So Saints Row IV happened. I want to write about its superiority over the third installment, but that would be untrue. What once was a GTA-clone that took itself seriously has cock-punched through the genre's stereotypes. Now we're presented with alien invasions and superpowers ripped from The Matrix.

Saints Row 2 had the septic avenger feces-tossing minigame and Saints Row 3 had a high-speed race against the clock set to Bonnie Tyler's "Holding Out for a Hero" -- oh, and don't forget about the dildo bat. Volition must have had a great time pitching these games, and as a result never asked the player to take anything seriously. That's the problem.

While toilet humor is kind of my jam, a fourth trip to the well isn't favorable to the franchise. Saints Row IV is the series' weakest sequel. By committing to a path of neon-covered insanity and internal one-upsmanship the developers are diminishing players' overall experience.

Honestly? Saints Row IV isn't even that fun.

The callbacks to previous games are useless when the references never mattered in the first place, and characters who have only been as good as their last catchphrase or in-car karaoke performance are supposed to suddenly matter during flashbacks. Zinyak, the game's alien overlord who subjugates humanity to a totalitarian virtual reality, is a pastiche of all terribly cliched sci-fi villains but still isn't greater than the sum of his parts. Which is fine: if Zinyak's crusade isn't our motivation to keep playing then there had better be some memorable missions and ridiculous gameplay. I'm over 12 hours into the game and I'm still waiting for something that makes me laugh like Saints Row 3. The closest I've come is another singalong in the car with Pierce, because nothing makes me smile like Biz Markie's "Just a Friend" being sung by a tone-deaf thug and a cockney sociopath.

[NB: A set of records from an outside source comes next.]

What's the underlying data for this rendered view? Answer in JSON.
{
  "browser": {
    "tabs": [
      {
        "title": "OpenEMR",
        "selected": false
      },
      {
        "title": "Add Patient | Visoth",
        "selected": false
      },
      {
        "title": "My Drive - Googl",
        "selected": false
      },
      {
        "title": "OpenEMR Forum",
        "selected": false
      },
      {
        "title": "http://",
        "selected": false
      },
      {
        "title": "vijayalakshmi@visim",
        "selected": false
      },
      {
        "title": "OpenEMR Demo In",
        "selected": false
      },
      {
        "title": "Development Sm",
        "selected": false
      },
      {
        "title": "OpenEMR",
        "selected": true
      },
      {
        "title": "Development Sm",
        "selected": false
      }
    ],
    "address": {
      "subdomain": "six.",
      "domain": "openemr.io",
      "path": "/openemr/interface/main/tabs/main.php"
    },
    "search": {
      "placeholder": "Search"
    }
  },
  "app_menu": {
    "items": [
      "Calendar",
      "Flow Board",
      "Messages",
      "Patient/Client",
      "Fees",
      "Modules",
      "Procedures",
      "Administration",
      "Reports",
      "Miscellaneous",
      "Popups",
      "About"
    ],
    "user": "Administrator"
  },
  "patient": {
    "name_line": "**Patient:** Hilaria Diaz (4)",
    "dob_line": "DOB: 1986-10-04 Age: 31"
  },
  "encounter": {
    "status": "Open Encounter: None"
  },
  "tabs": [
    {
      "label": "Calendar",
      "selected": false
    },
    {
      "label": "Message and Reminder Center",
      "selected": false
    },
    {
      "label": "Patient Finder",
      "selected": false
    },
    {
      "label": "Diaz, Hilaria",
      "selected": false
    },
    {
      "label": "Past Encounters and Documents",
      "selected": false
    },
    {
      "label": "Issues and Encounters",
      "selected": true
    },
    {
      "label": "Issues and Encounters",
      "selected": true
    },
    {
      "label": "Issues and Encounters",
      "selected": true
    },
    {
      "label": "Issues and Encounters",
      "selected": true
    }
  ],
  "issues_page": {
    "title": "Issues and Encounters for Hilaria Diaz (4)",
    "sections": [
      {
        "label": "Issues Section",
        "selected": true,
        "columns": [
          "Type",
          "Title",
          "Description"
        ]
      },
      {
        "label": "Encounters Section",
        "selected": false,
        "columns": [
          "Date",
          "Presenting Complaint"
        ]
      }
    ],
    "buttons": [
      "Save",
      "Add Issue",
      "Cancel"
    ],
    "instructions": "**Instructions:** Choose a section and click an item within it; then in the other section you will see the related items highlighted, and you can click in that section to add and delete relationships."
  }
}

I'm disappointed by Saints Row IV. Volition was unable to vault the extremely high bar they set with number three. Although Grand Theft Auto's influence is all but gone from Saints Row, I want to point out that Rockstar's incessant focus on narrative, character and coherent gameplay trumps the alluring silliness of Saints Row.